::: DATA PROVIDED

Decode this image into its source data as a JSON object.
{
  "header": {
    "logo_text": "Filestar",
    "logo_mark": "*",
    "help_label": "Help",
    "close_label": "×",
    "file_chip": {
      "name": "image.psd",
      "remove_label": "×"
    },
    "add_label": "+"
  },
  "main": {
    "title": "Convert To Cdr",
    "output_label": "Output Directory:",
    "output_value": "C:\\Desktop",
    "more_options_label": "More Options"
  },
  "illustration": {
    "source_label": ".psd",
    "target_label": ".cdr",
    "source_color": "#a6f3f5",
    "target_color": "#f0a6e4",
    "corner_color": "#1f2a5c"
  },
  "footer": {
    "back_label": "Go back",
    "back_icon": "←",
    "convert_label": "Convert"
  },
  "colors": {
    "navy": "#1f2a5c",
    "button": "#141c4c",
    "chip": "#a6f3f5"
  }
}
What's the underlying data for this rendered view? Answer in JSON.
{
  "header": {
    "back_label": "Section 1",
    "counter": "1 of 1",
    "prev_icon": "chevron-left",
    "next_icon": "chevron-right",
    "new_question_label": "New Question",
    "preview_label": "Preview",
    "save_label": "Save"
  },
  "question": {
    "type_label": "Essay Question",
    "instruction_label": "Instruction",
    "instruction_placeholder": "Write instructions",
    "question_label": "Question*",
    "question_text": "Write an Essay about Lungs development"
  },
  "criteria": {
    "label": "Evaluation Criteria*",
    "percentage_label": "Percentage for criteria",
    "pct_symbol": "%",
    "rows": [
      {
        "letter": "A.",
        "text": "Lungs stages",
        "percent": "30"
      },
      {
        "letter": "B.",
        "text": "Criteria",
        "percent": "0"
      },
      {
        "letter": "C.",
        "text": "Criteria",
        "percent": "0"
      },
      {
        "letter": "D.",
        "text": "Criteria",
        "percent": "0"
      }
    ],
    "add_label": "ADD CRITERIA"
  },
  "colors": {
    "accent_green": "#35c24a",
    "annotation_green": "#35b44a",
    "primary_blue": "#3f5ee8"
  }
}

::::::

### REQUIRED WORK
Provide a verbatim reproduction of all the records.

### WRITTEN REPLY
Decode this image into its source data as a JSON object.
{
  "header": {
    "logo_text": "Filestar",
    "logo_mark": "*",
    "help_label": "Help",
    "close_label": "×",
    "file_chip": {
      "name": "image.psd",
      "remove_label": "×"
    },
    "add_label": "+"
  },
  "main": {
    "title": "Convert To Cdr",
    "output_label": "Output Directory:",
    "output_value": "C:\\Desktop",
    "more_options_label": "More Options"
  },
  "illustration": {
    "source_label": ".psd",
    "target_label": ".cdr",
    "source_color": "#a6f3f5",
    "target_color": "#f0a6e4",
    "corner_color": "#1f2a5c"
  },
  "footer": {
    "back_label": "Go back",
    "back_icon": "←",
    "convert_label": "Convert"
  },
  "colors": {
    "navy": "#1f2a5c",
    "button": "#141c4c",
    "chip": "#a6f3f5"
  }
}
What's the underlying data for this rendered view? Answer in JSON.
{
  "header": {
    "back_label": "Section 1",
    "counter": "1 of 1",
    "prev_icon": "chevron-left",
    "next_icon": "chevron-right",
    "new_question_label": "New Question",
    "preview_label": "Preview",
    "save_label": "Save"
  },
  "question": {
    "type_label": "Essay Question",
    "instruction_label": "Instruction",
    "instruction_placeholder": "Write instructions",
    "question_label": "Question*",
    "question_text": "Write an Essay about Lungs development"
  },
  "criteria": {
    "label": "Evaluation Criteria*",
    "percentage_label": "Percentage for criteria",
    "pct_symbol": "%",
    "rows": [
      {
        "letter": "A.",
        "text": "Lungs stages",
        "percent": "30"
      },
      {
        "letter": "B.",
        "text": "Criteria",
        "percent": "0"
      },
      {
        "letter": "C.",
        "text": "Criteria",
        "percent": "0"
      },
      {
        "letter": "D.",
        "text": "Criteria",
        "percent": "0"
      }
    ],
    "add_label": "ADD CRITERIA"
  },
  "colors": {
    "accent_green": "#35c24a",
    "annotation_green": "#35b44a",
    "primary_blue": "#3f5ee8"
  }
}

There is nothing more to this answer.